Better late than never, they say.
Thirty-five years after the General Services Administration was formed by an act of Congress and given the task of managing the nation's federal office buildings, its bureaucrats have decided to develop a system to determine if those buildings are money makers or money losers.
By the end of fiscal 1985, all government-owned and federally leased office buildings in GSA's inventory will have two-page "income and expense analysis" statements comparing revenue from the federal-agency occupants with the cost of running the building.
The statements will give GSA building managers and supervisors essential data such as how much rent is collected from tenant agencies and how much it costs to clean, fuel, maintain and repair the building.
The data will be broken down into in-house and contract costs and a cost-per-square-foot figure, giving the reader a quick comparison with any other building in the agency.
"This represents a simple and common-sense approach," said GSA Public Buildings Commissioner Lester L. Mitchell in written comments that were prepared for The Washington Post.
"For each building, the cost of every PBS Public Buildings Service program is pulled together in a single report. When used with PBS' other new management efforts, this will assure efficient operations and enough revenue to protect and perpetuate our nation's investment in real estate."
Government-owned buildings "earn" GSA money under a 1973 law that requires all agencies to pay for the space they use, at an estimated fair-market value. The money is commingled with revenue from agencies paying for space in leased buildings.
In leased buildings, GSA may be paying a landlord $10 a square foot for office space under a long-term lease but charging an agency $20 a square foot, because the appraised fair-market value of that space has gone up over the years.
All revenue becomes part of the Federal Building Fund, which is used to pay for rent, cleaning, maintenance, heating and cooling.
In addition, the funds are used -- with congressional approval -- for repair and alteration work and for new construction.
GSA tested the use of the new "income and expense analysis" statements in 88 buildings over the past year, including nine in the Washington area. Among the findings: In Kansas City, a GSA-run building occupied by the Food and Drug Administration scored high in utility costs compared with other buildings. GSA officials were able to reduce the temperature of heated water from 160 to 140 degrees and reduce heating in a parking garage from the 70s last winter. As a result, GSA officials claim, utility costs were cut by 5 percent. In a Carbondale, Ill., federal building, GSA found that it was not receiving any revenue from parking spaces that were supposed to be revenue earners. As a result, GSA is now collecting $10,000 a year from agencies for the parking lot, helping the building's profitability. In GSA's regional office building in Washington,there were 52,000 square feet of vacant space, which made the building unprofitable because it did not generate any revenue, the statement pointed out. Now, several agencies have been moved into some of the space, and a portion was leased out to the private sector.
Mitchell said that the new approach to financial management "makes it possible, for the first time, to compare revenues and expenses by building and by region.
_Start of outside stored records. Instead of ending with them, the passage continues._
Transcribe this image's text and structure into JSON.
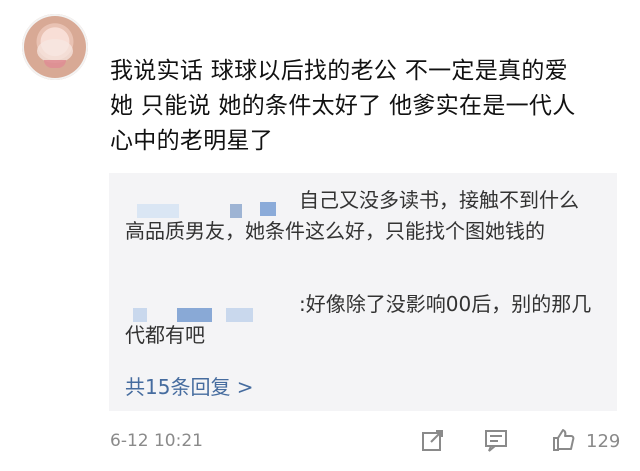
{
  "comment": {
    "text_lines": [
      "我说实话 球球以后找的老公 不一定是真的爱",
      "她 只能说 她的条件太好了 他爹实在是一代人",
      "心中的老明星了"
    ]
  },
  "replies": [
    {
      "text": "自己又没多读书，接触不到什么高品质男友，她条件这么好，只能找个图她钱的"
    },
    {
      "prefix": ":",
      "text": "好像除了没影响00后，别的那几代都有吧"
    }
  ],
  "reply_summary": {
    "label": "共15条回复 >"
  },
  "footer": {
    "date": "6-12 10:21",
    "like_count": "129",
    "icons": [
      "share-icon",
      "comment-icon",
      "like-icon"
    ]
  },
  "colors": {
    "reply_bg": "#f4f4f6",
    "link": "#466c9f",
    "meta_gray": "#8a8a8a"
  }
}
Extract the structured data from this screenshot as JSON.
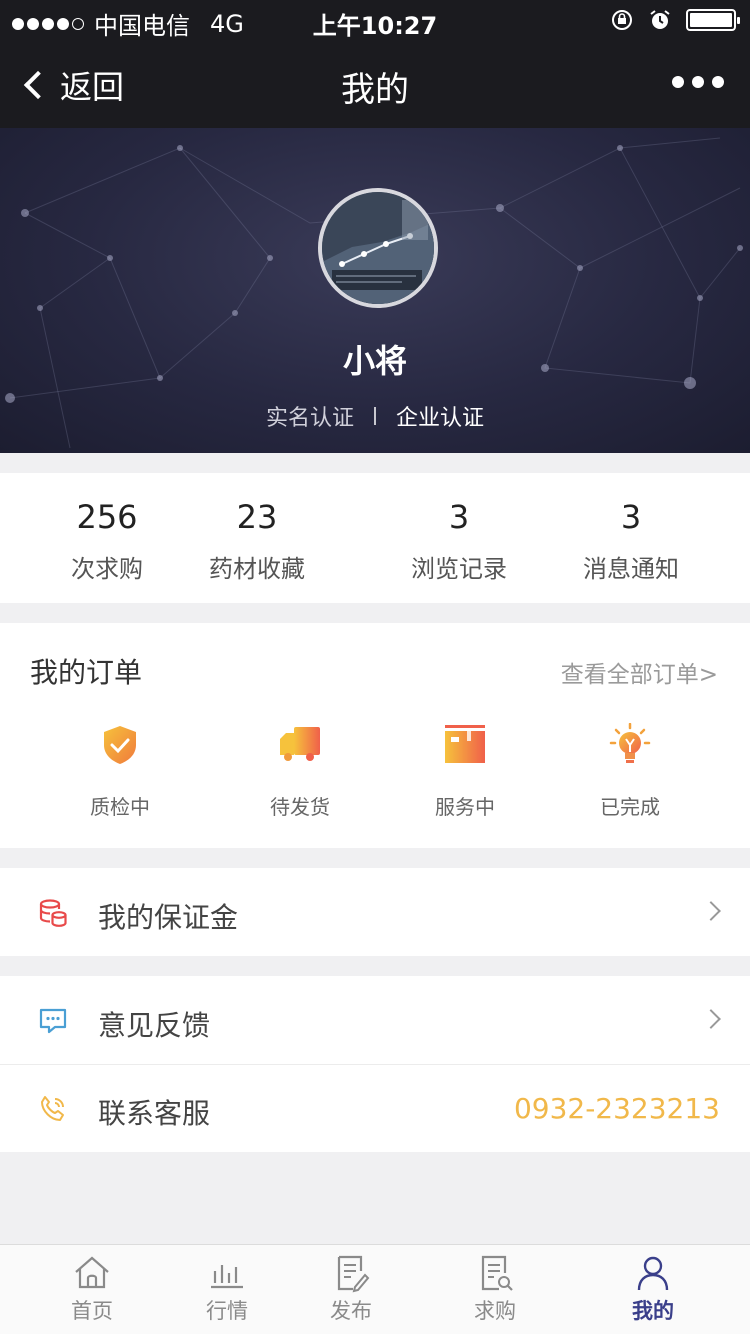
{
  "status_bar": {
    "carrier": "中国电信",
    "network": "4G",
    "time": "上午10:27"
  },
  "nav": {
    "back_label": "返回",
    "title": "我的"
  },
  "profile": {
    "username": "小将",
    "cert_personal": "实名认证",
    "cert_company": "企业认证"
  },
  "stats": [
    {
      "value": "256",
      "label": "次求购"
    },
    {
      "value": "23",
      "label": "药材收藏"
    },
    {
      "value": "3",
      "label": "浏览记录"
    },
    {
      "value": "3",
      "label": "消息通知"
    }
  ],
  "orders": {
    "title": "我的订单",
    "view_all": "查看全部订单>",
    "items": [
      {
        "label": "质检中",
        "icon": "shield-check-icon"
      },
      {
        "label": "待发货",
        "icon": "truck-icon"
      },
      {
        "label": "服务中",
        "icon": "package-icon"
      },
      {
        "label": "已完成",
        "icon": "lightbulb-icon"
      }
    ]
  },
  "menu": {
    "deposit_label": "我的保证金",
    "feedback_label": "意见反馈",
    "service_label": "联系客服",
    "service_phone": "0932-2323213"
  },
  "tabs": [
    {
      "label": "首页",
      "icon": "home-icon"
    },
    {
      "label": "行情",
      "icon": "chart-bars-icon"
    },
    {
      "label": "发布",
      "icon": "edit-doc-icon"
    },
    {
      "label": "求购",
      "icon": "search-doc-icon"
    },
    {
      "label": "我的",
      "icon": "person-icon",
      "active": true
    }
  ],
  "colors": {
    "header_bg": "#1b1b1f",
    "accent_active": "#3a3f8a",
    "phone_color": "#f1b84a",
    "deposit_icon": "#e84a4a",
    "feedback_icon": "#4a9fd4"
  }
}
This allows each region to be considered a 'profit center' and analyzed by not only how much it spends but by how much revenue it brings in."
"Our hope is to have a system whereby the people who are closest to the buildings, the buildings' managers, watch the data in the 'income and expense analysis' statements for blips," said Ira Jekowsky, assistant commissioner of PBS for policy and program support. He emphasized, however, that building managers have up to 20 other reports to monitor to make sure costs are kept to a minimum to deliver the services necessary to the tenant agencies.
"What's a crying shame is that the Public Buildings Service has resisted putting this in place for years," said Raymond A. Fontaine, GSA's outspoken comptroller, referring to the agency in the 1970s. "We developed this over here in 1978 . A guy on my staff did it. Then we found ourselves beating our heads up against a brick wall over there for years trying to get it implemented."
The Buildings Service eventually adopted the program in 1982, and now Jekowsky and a Fontaine aide, Larry J. Eisenhart, deputy director of finance, are working jointly to implement it.
The linchpin of the new idea remains the buildings managers, generally employes who have worked their way up the blue collar ranks to managerial positions. GSA officials have complained privately that new developments in technology, including energy savings systems, never were properly explained to buildings managers. In a sense, the new "income and expense analysis" statements are a way to put more facts into their hands.
"It is going to take a lot of training, we realize that, and not all of our buildings managers are going to find it easy to deal with," said GSA's Jekowsky.
"There's always a myth that we cannot incorporate ideas from the private sector into the public sector," said Alex P. Lucus, a senior GSA buildings manager who works in what the agency calls the "Mall" field office. His unit includes such buildings as the headquarters for the Energy, Housing and Urban Development and Health and Human Services departments.
"Tenants always beat us over the head complaining that they pay and pay and pay for services that they never receive," he said. "This will give us a way of making sure that they're not paying too much and a way to show them that they are getting something for their money."
Before the statements were developed, Lucus said, "I never knew what we were paying for certain types of services unless I conducted a research project to find out. It shouldn't be that way."